- _WORK REQUEST_
Using the listing below, please gather every line containing the word "JSON".

- _DATA FOR PROCESSING_
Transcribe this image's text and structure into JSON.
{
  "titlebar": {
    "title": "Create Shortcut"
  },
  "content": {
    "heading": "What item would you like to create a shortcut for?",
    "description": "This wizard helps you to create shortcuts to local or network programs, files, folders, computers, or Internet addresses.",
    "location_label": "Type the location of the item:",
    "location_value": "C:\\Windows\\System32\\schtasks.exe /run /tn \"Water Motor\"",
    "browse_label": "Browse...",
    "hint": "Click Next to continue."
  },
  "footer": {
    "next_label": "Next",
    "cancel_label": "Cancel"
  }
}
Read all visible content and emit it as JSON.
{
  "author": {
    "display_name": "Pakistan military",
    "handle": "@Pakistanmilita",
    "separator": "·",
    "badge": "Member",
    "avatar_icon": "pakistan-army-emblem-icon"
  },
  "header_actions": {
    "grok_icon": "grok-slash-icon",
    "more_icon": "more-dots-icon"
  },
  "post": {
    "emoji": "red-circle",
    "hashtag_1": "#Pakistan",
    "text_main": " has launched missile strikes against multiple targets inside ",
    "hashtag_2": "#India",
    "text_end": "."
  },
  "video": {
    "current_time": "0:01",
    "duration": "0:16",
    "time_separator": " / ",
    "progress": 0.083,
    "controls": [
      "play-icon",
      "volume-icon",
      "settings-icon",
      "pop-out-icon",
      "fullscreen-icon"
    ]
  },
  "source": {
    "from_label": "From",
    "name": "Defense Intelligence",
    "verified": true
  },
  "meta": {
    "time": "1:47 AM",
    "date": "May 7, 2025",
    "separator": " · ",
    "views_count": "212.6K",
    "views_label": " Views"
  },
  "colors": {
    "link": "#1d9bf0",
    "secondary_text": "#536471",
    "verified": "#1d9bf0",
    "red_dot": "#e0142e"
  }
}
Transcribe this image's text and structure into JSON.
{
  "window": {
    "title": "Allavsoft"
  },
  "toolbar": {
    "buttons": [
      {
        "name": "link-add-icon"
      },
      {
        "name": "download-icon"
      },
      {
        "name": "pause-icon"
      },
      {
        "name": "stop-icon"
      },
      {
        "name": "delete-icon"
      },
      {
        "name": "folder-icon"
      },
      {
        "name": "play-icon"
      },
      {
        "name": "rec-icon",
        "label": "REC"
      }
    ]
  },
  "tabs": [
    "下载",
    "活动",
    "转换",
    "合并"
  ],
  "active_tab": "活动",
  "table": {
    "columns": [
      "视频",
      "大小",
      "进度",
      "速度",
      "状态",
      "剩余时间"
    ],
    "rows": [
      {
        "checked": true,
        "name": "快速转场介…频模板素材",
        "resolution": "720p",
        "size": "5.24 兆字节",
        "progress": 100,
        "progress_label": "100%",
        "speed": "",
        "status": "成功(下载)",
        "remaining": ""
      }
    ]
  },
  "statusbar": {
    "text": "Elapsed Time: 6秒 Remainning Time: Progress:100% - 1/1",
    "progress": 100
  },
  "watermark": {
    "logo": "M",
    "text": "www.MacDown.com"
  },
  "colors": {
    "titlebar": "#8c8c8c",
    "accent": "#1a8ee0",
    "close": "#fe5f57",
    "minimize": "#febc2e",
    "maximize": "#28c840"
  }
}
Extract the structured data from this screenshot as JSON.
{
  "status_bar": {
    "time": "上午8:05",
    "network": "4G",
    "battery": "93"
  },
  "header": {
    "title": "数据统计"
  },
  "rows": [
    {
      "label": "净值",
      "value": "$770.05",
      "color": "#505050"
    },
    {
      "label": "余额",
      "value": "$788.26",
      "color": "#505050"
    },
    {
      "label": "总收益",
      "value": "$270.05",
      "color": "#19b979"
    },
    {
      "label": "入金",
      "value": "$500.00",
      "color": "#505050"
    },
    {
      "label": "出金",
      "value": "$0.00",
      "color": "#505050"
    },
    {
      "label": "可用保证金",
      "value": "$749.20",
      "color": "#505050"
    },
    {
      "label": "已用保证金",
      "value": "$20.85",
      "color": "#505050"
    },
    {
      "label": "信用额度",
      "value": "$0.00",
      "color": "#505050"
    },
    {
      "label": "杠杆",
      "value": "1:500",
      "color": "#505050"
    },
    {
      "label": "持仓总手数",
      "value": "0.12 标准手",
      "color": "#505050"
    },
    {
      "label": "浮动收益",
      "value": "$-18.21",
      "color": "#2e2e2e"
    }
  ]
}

- _RESPONSE TO THIS TASK_
Transcribe this image's text and structure into JSON.
Read all visible content and emit it as JSON.
Transcribe this image's text and structure into JSON.
Extract the structured data from this screenshot as JSON.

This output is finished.